_MATERIAL PROVIDED_:
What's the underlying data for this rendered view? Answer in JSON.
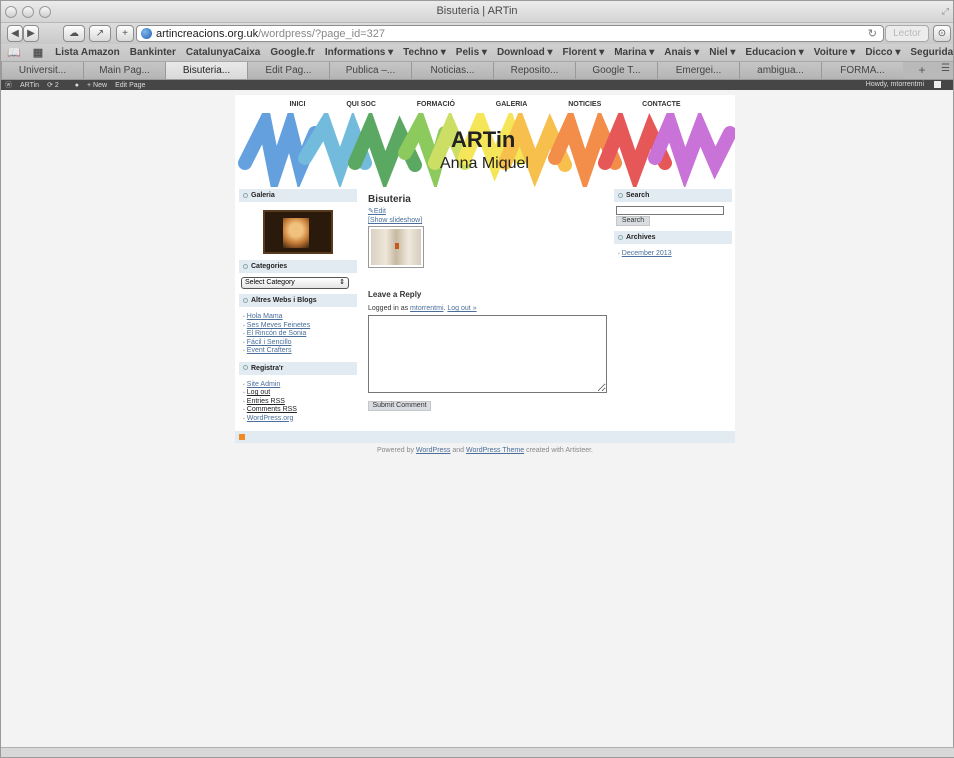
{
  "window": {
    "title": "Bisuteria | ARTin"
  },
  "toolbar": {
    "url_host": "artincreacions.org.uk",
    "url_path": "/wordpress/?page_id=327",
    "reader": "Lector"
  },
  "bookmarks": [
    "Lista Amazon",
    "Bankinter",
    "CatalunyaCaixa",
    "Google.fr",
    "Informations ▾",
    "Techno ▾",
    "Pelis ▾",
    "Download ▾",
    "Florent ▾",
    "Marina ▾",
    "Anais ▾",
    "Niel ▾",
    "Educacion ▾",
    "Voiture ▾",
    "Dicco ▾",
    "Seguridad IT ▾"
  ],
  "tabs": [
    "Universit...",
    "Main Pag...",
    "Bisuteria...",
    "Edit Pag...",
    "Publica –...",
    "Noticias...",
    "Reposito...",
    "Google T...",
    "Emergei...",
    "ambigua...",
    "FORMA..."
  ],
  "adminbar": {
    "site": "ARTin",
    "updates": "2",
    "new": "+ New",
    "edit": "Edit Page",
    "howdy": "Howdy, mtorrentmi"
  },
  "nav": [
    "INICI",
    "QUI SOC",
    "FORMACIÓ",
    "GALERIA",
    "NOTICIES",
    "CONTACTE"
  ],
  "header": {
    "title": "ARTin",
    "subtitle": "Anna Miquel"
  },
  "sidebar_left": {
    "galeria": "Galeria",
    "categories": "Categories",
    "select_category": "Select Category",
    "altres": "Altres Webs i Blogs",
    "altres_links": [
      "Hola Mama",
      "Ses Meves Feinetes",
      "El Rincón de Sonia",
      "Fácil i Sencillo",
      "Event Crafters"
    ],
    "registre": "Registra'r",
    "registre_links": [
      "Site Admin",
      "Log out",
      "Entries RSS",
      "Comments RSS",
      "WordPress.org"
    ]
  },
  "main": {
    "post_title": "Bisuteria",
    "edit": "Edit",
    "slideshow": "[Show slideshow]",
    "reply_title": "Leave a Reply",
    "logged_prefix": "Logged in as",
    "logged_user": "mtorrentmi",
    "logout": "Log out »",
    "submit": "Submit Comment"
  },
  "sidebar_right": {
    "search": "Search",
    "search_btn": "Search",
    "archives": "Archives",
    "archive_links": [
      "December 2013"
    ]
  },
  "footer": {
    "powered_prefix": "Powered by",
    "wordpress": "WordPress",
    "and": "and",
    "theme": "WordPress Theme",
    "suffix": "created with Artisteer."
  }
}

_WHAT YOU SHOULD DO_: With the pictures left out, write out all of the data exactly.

_TASK OUTPUT_:
What's the underlying data for this rendered view? Answer in JSON.
{
  "window": {
    "title": "Bisuteria | ARTin"
  },
  "toolbar": {
    "url_host": "artincreacions.org.uk",
    "url_path": "/wordpress/?page_id=327",
    "reader": "Lector"
  },
  "bookmarks": [
    "Lista Amazon",
    "Bankinter",
    "CatalunyaCaixa",
    "Google.fr",
    "Informations ▾",
    "Techno ▾",
    "Pelis ▾",
    "Download ▾",
    "Florent ▾",
    "Marina ▾",
    "Anais ▾",
    "Niel ▾",
    "Educacion ▾",
    "Voiture ▾",
    "Dicco ▾",
    "Seguridad IT ▾"
  ],
  "tabs": [
    "Universit...",
    "Main Pag...",
    "Bisuteria...",
    "Edit Pag...",
    "Publica –...",
    "Noticias...",
    "Reposito...",
    "Google T...",
    "Emergei...",
    "ambigua...",
    "FORMA..."
  ],
  "adminbar": {
    "site": "ARTin",
    "updates": "2",
    "new": "+ New",
    "edit": "Edit Page",
    "howdy": "Howdy, mtorrentmi"
  },
  "nav": [
    "INICI",
    "QUI SOC",
    "FORMACIÓ",
    "GALERIA",
    "NOTICIES",
    "CONTACTE"
  ],
  "header": {
    "title": "ARTin",
    "subtitle": "Anna Miquel"
  },
  "sidebar_left": {
    "galeria": "Galeria",
    "categories": "Categories",
    "select_category": "Select Category",
    "altres": "Altres Webs i Blogs",
    "altres_links": [
      "Hola Mama",
      "Ses Meves Feinetes",
      "El Rincón de Sonia",
      "Fácil i Sencillo",
      "Event Crafters"
    ],
    "registre": "Registra'r",
    "registre_links": [
      "Site Admin",
      "Log out",
      "Entries RSS",
      "Comments RSS",
      "WordPress.org"
    ]
  },
  "main": {
    "post_title": "Bisuteria",
    "edit": "Edit",
    "slideshow": "[Show slideshow]",
    "reply_title": "Leave a Reply",
    "logged_prefix": "Logged in as",
    "logged_user": "mtorrentmi",
    "logout": "Log out »",
    "submit": "Submit Comment"
  },
  "sidebar_right": {
    "search": "Search",
    "search_btn": "Search",
    "archives": "Archives",
    "archive_links": [
      "December 2013"
    ]
  },
  "footer": {
    "powered_prefix": "Powered by",
    "wordpress": "WordPress",
    "and": "and",
    "theme": "WordPress Theme",
    "suffix": "created with Artisteer."
  }
}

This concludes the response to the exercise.